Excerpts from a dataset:
━━━━━━━━

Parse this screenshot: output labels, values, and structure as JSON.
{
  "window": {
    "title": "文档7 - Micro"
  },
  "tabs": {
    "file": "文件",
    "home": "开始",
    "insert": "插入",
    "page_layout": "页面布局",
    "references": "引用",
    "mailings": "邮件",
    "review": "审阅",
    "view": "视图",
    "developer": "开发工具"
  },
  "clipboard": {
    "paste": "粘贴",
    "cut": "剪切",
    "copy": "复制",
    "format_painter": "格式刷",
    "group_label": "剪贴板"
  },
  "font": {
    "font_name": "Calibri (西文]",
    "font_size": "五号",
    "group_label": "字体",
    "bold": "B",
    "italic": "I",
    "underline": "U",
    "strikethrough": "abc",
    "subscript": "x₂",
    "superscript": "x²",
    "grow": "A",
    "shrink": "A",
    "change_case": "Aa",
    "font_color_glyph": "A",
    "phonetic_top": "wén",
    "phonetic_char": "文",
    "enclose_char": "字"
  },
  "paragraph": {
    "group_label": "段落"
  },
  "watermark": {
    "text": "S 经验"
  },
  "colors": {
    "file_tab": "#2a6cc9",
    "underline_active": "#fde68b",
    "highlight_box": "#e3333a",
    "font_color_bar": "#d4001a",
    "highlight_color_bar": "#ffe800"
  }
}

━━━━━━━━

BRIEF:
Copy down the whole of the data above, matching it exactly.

WRITTEN SOLUTION:
Parse this screenshot: output labels, values, and structure as JSON.
{
  "window": {
    "title": "文档7 - Micro"
  },
  "tabs": {
    "file": "文件",
    "home": "开始",
    "insert": "插入",
    "page_layout": "页面布局",
    "references": "引用",
    "mailings": "邮件",
    "review": "审阅",
    "view": "视图",
    "developer": "开发工具"
  },
  "clipboard": {
    "paste": "粘贴",
    "cut": "剪切",
    "copy": "复制",
    "format_painter": "格式刷",
    "group_label": "剪贴板"
  },
  "font": {
    "font_name": "Calibri (西文]",
    "font_size": "五号",
    "group_label": "字体",
    "bold": "B",
    "italic": "I",
    "underline": "U",
    "strikethrough": "abc",
    "subscript": "x₂",
    "superscript": "x²",
    "grow": "A",
    "shrink": "A",
    "change_case": "Aa",
    "font_color_glyph": "A",
    "phonetic_top": "wén",
    "phonetic_char": "文",
    "enclose_char": "字"
  },
  "paragraph": {
    "group_label": "段落"
  },
  "watermark": {
    "text": "S 经验"
  },
  "colors": {
    "file_tab": "#2a6cc9",
    "underline_active": "#fde68b",
    "highlight_box": "#e3333a",
    "font_color_bar": "#d4001a",
    "highlight_color_bar": "#ffe800"
  }
}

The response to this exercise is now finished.